_TASK TO COMPLETE_
If a line in the records below holds the word "中長期でキャリア相談をする", copy it.
*** Block opens ***
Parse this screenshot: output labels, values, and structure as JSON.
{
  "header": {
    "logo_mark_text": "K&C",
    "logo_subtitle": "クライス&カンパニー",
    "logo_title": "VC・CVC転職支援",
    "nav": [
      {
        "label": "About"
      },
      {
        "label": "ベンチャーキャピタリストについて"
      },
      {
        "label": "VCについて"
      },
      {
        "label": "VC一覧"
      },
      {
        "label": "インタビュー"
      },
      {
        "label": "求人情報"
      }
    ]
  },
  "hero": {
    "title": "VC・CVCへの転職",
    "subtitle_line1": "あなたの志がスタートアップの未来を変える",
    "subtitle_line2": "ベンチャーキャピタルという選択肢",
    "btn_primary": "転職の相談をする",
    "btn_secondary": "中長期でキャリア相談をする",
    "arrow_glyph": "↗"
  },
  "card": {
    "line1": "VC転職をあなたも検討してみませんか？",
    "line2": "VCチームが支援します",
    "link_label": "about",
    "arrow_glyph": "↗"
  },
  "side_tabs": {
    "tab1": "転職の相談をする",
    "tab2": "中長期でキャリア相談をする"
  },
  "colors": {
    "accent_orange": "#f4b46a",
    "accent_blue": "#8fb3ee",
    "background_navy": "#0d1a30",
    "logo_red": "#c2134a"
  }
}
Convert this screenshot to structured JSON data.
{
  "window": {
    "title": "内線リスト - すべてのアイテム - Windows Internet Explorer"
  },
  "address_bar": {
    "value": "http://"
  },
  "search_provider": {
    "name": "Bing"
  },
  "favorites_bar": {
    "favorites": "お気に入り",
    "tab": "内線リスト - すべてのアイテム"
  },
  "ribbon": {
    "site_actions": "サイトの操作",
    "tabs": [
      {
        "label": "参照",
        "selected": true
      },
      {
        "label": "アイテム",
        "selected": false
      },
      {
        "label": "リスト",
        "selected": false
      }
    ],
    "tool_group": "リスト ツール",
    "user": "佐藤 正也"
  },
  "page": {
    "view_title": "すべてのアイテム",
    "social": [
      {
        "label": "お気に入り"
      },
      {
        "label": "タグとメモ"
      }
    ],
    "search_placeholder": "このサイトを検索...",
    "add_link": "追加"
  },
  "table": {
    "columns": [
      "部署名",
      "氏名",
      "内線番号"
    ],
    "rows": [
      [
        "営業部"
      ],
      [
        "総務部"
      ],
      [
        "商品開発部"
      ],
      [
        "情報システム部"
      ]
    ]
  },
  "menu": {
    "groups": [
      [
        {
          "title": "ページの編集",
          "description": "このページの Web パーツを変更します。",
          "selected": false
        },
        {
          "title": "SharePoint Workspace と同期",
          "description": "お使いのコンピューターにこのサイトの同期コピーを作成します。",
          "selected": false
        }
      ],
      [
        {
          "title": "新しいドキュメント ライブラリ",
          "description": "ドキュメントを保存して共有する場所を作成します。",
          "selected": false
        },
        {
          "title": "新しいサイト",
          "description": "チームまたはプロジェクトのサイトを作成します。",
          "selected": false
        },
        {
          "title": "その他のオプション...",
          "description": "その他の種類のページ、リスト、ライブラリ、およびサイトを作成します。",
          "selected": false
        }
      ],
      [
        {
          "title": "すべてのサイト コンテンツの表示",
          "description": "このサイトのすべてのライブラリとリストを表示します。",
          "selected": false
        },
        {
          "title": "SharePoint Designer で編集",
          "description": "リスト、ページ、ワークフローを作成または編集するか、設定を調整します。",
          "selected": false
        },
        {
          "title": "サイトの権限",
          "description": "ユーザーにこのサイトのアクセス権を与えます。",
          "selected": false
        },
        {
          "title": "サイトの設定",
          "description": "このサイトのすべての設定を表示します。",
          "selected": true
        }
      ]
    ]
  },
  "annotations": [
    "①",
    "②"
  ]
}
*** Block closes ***
_RESULT OF THE EXERCISE_
    "btn_secondary": "中長期でキャリア相談をする",
    "tab2": "中長期でキャリア相談をする"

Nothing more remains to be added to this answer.